### EXERCISE DETAILS
Look below for lines that hold the string "无标题文档" and copy each one.

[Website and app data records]
______________________________
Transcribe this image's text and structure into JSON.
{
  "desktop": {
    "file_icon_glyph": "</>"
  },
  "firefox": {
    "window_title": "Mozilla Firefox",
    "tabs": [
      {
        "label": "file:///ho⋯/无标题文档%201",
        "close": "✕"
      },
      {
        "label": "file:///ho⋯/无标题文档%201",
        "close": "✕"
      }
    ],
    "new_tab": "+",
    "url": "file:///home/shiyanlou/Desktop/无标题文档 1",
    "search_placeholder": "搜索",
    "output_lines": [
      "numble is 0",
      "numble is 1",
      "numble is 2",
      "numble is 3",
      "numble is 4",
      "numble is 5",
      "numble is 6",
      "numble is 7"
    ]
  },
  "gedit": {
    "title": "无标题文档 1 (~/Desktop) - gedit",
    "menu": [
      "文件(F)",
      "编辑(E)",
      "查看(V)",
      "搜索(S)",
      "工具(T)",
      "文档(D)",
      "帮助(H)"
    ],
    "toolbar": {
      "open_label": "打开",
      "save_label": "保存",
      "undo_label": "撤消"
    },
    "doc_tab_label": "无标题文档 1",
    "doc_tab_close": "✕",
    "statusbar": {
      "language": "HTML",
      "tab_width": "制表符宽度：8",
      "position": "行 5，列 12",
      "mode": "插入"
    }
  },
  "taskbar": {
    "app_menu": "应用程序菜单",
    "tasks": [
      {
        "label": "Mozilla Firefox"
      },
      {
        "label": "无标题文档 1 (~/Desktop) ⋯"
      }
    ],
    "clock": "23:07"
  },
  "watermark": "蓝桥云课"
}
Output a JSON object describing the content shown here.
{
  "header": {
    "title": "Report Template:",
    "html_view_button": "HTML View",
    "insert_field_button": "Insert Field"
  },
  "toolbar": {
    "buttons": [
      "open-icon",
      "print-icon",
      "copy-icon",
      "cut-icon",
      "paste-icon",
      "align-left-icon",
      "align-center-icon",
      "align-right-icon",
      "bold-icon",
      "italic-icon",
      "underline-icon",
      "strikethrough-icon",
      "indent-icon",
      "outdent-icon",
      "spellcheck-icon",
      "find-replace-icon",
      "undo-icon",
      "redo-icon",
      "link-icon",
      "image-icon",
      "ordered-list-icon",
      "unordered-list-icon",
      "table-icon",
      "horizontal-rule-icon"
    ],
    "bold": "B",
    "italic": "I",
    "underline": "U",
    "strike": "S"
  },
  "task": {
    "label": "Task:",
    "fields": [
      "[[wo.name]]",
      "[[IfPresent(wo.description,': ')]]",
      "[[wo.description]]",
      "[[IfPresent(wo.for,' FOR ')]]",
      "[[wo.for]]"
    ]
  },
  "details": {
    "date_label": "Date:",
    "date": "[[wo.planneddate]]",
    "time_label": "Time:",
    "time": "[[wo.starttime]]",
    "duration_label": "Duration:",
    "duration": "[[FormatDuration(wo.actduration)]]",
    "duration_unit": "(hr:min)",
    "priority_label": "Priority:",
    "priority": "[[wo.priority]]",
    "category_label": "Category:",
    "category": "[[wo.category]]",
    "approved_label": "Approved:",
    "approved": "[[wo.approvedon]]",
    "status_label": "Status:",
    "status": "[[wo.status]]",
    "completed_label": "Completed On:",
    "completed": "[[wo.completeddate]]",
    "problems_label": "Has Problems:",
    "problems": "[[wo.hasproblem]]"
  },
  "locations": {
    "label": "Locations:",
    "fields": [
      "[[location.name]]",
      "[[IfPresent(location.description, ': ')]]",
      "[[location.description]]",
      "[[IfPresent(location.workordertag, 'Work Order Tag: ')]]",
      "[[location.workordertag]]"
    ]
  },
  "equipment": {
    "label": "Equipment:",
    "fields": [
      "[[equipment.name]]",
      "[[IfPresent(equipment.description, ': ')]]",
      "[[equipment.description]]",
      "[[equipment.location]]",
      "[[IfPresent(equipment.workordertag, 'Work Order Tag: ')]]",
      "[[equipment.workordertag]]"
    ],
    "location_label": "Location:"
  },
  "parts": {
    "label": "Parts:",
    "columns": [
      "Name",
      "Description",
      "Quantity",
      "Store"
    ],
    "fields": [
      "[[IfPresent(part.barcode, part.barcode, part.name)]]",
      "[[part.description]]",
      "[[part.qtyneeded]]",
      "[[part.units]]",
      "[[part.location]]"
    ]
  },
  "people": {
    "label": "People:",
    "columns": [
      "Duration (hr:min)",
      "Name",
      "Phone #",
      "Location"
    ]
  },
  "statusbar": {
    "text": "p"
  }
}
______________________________
### TASK OUTPUT
        "label": "file:///ho⋯/无标题文档%201",
        "label": "file:///ho⋯/无标题文档%201",
    "url": "file:///home/shiyanlou/Desktop/无标题文档 1",
    "title": "无标题文档 1 (~/Desktop) - gedit",
    "doc_tab_label": "无标题文档 1",
        "label": "无标题文档 1 (~/Desktop) ⋯"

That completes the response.